## [WHAT TO DO]
Below are the records; reproduce all of them exactly but without any images.
DATASET Block Start
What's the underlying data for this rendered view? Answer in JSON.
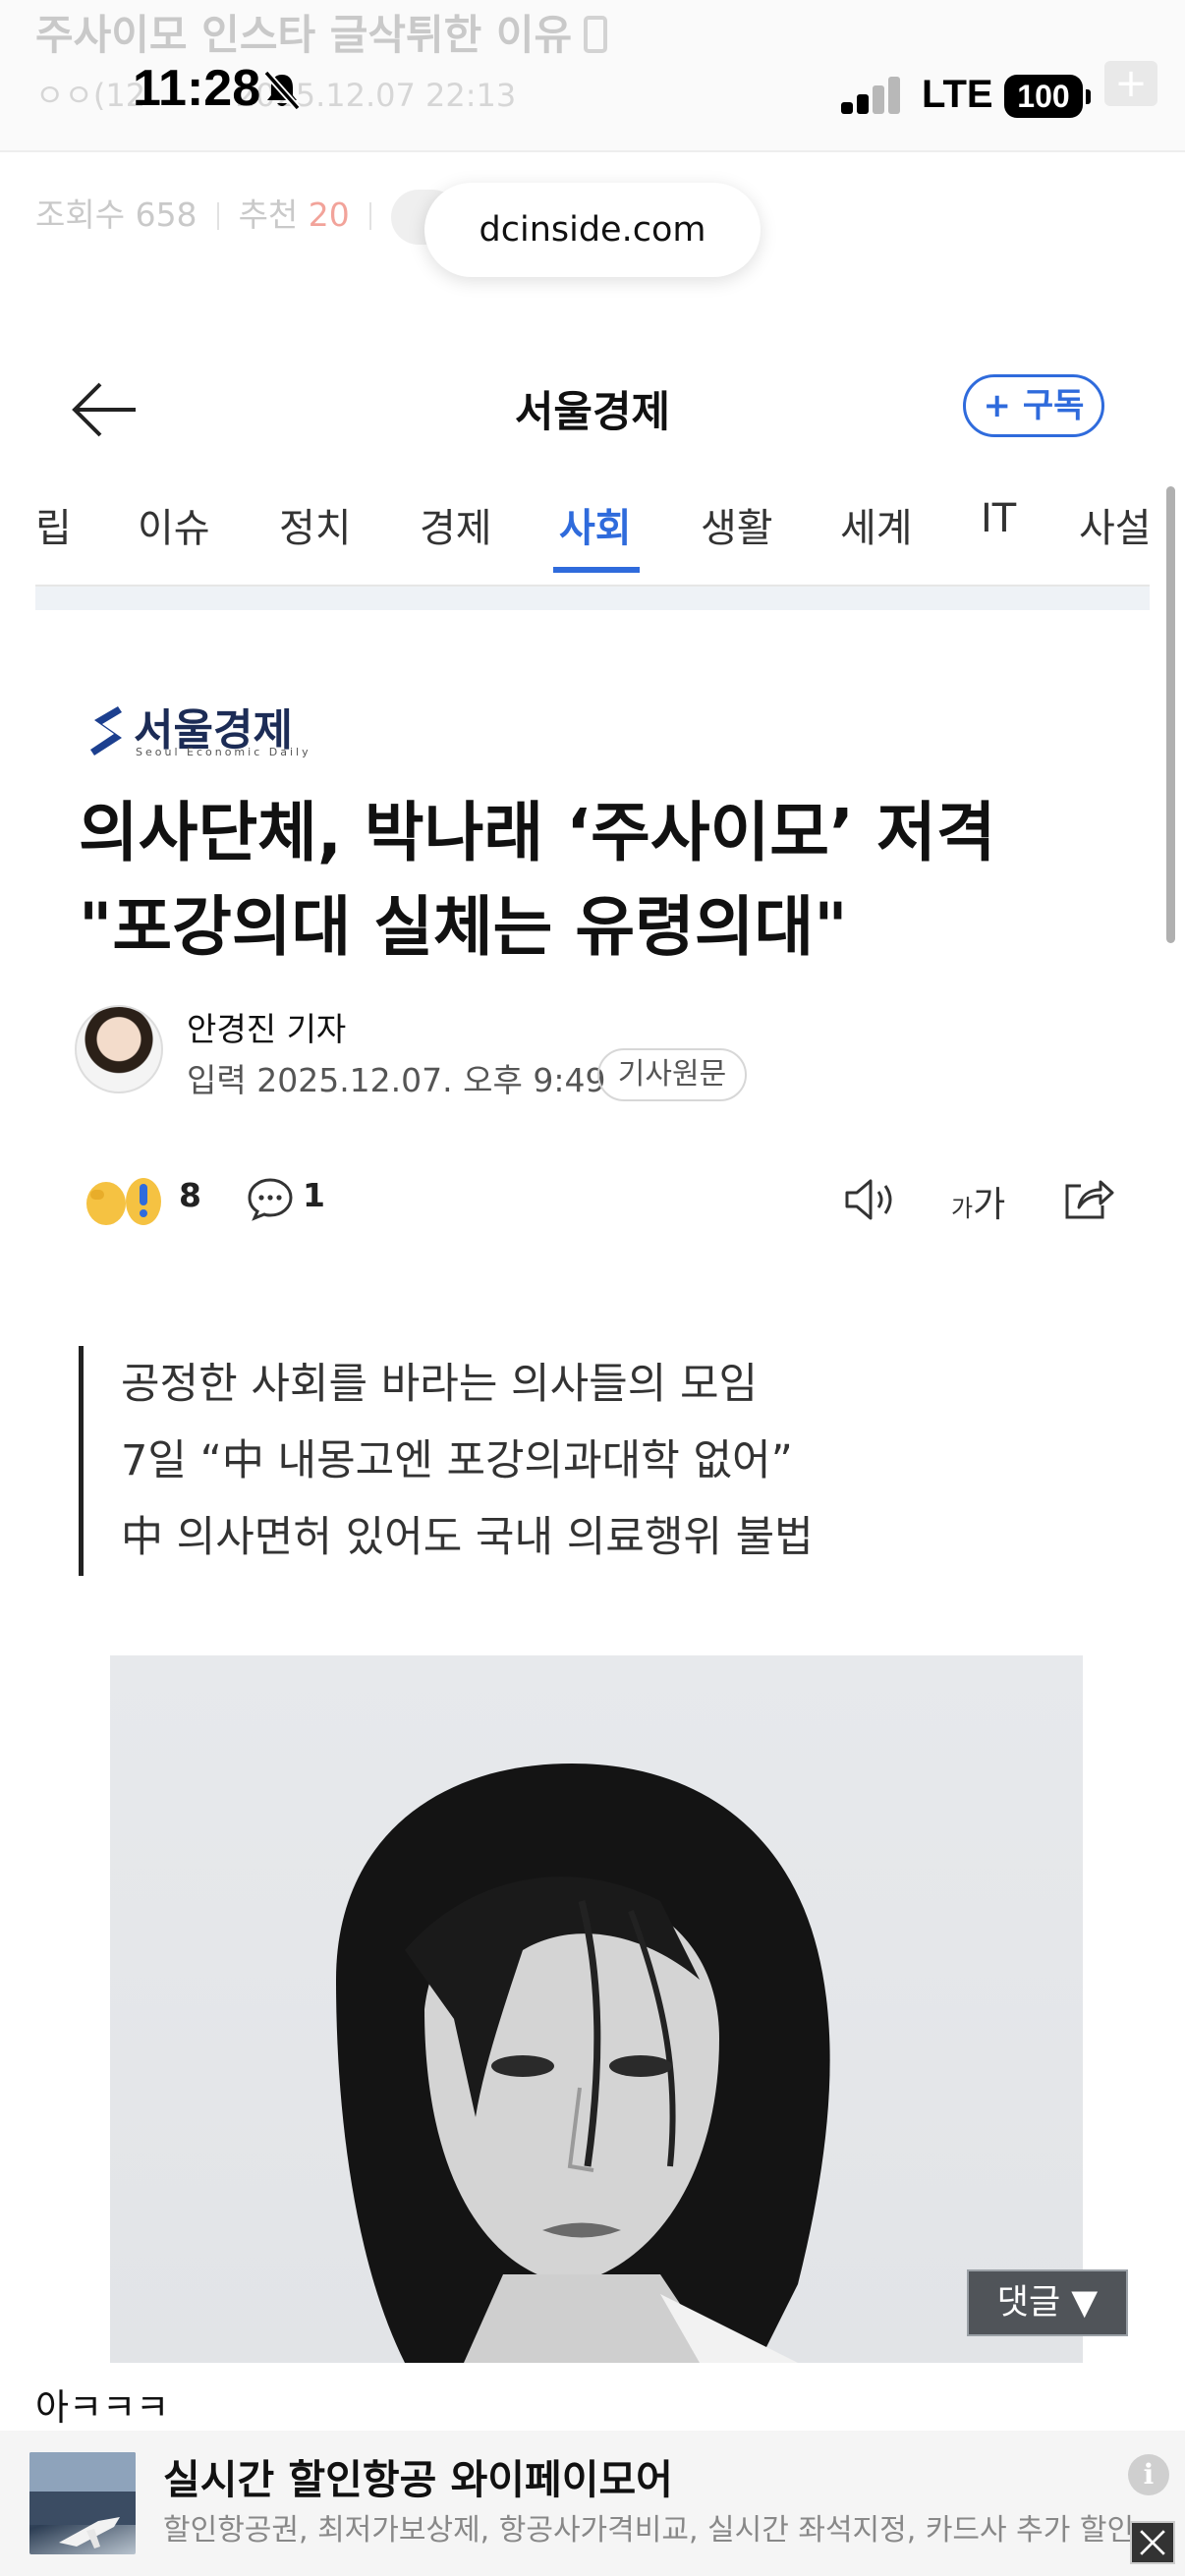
{
  "background_page": {
    "post_title": "주사이모 인스타 글삭튀한 이유",
    "author_meta": "ㅇㅇ(12",
    "post_datetime": "2025.12.07 22:13",
    "views_label": "조회수 658",
    "recommend_label": "추천",
    "recommend_count": "20"
  },
  "status_bar": {
    "time": "11:28",
    "network": "LTE",
    "battery": "100"
  },
  "browser": {
    "url": "dcinside.com"
  },
  "article_header": {
    "outlet": "서울경제",
    "subscribe_label": "+ 구독"
  },
  "tabs": [
    {
      "label": "립"
    },
    {
      "label": "이슈"
    },
    {
      "label": "정치"
    },
    {
      "label": "경제"
    },
    {
      "label": "사회"
    },
    {
      "label": "생활"
    },
    {
      "label": "세계"
    },
    {
      "label": "IT"
    },
    {
      "label": "사설"
    }
  ],
  "active_tab": "사회",
  "logo": {
    "name": "서울경제",
    "subtitle": "Seoul Economic Daily"
  },
  "article": {
    "headline_line1": "의사단체, 박나래 ‘주사이모’ 저격",
    "headline_line2": "\"포강의대 실체는 유령의대\"",
    "reporter": "안경진 기자",
    "dateline": "입력 2025.12.07. 오후 9:49",
    "original_label": "기사원문",
    "reaction_count": "8",
    "comment_count": "1",
    "font_small": "가",
    "font_large": "가",
    "summary": [
      "공정한 사회를 바라는 의사들의 모임",
      "7일 “中 내몽고엔 포강의과대학 없어”",
      "中 의사면허 있어도 국내 의료행위 불법"
    ]
  },
  "comment_button_label": "댓글 ▼",
  "post_body_text": "아ㅋㅋㅋ",
  "ad": {
    "title": "실시간 할인항공 와이페이모어",
    "description": "할인항공권, 최저가보상제, 항공사가격비교, 실시간 좌석지정, 카드사 추가 할인"
  },
  "colors": {
    "accent": "#2f6bdc",
    "recommend_red": "#f2a39a"
  }
}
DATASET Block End
## [ANSWER AREA]
What's the underlying data for this rendered view? Answer in JSON.
{
  "background_page": {
    "post_title": "주사이모 인스타 글삭튀한 이유",
    "author_meta": "ㅇㅇ(12",
    "post_datetime": "2025.12.07 22:13",
    "views_label": "조회수 658",
    "recommend_label": "추천",
    "recommend_count": "20"
  },
  "status_bar": {
    "time": "11:28",
    "network": "LTE",
    "battery": "100"
  },
  "browser": {
    "url": "dcinside.com"
  },
  "article_header": {
    "outlet": "서울경제",
    "subscribe_label": "+ 구독"
  },
  "tabs": [
    {
      "label": "립"
    },
    {
      "label": "이슈"
    },
    {
      "label": "정치"
    },
    {
      "label": "경제"
    },
    {
      "label": "사회"
    },
    {
      "label": "생활"
    },
    {
      "label": "세계"
    },
    {
      "label": "IT"
    },
    {
      "label": "사설"
    }
  ],
  "active_tab": "사회",
  "logo": {
    "name": "서울경제",
    "subtitle": "Seoul Economic Daily"
  },
  "article": {
    "headline_line1": "의사단체, 박나래 ‘주사이모’ 저격",
    "headline_line2": "\"포강의대 실체는 유령의대\"",
    "reporter": "안경진 기자",
    "dateline": "입력 2025.12.07. 오후 9:49",
    "original_label": "기사원문",
    "reaction_count": "8",
    "comment_count": "1",
    "font_small": "가",
    "font_large": "가",
    "summary": [
      "공정한 사회를 바라는 의사들의 모임",
      "7일 “中 내몽고엔 포강의과대학 없어”",
      "中 의사면허 있어도 국내 의료행위 불법"
    ]
  },
  "comment_button_label": "댓글 ▼",
  "post_body_text": "아ㅋㅋㅋ",
  "ad": {
    "title": "실시간 할인항공 와이페이모어",
    "description": "할인항공권, 최저가보상제, 항공사가격비교, 실시간 좌석지정, 카드사 추가 할인"
  },
  "colors": {
    "accent": "#2f6bdc",
    "recommend_red": "#f2a39a"
  }
}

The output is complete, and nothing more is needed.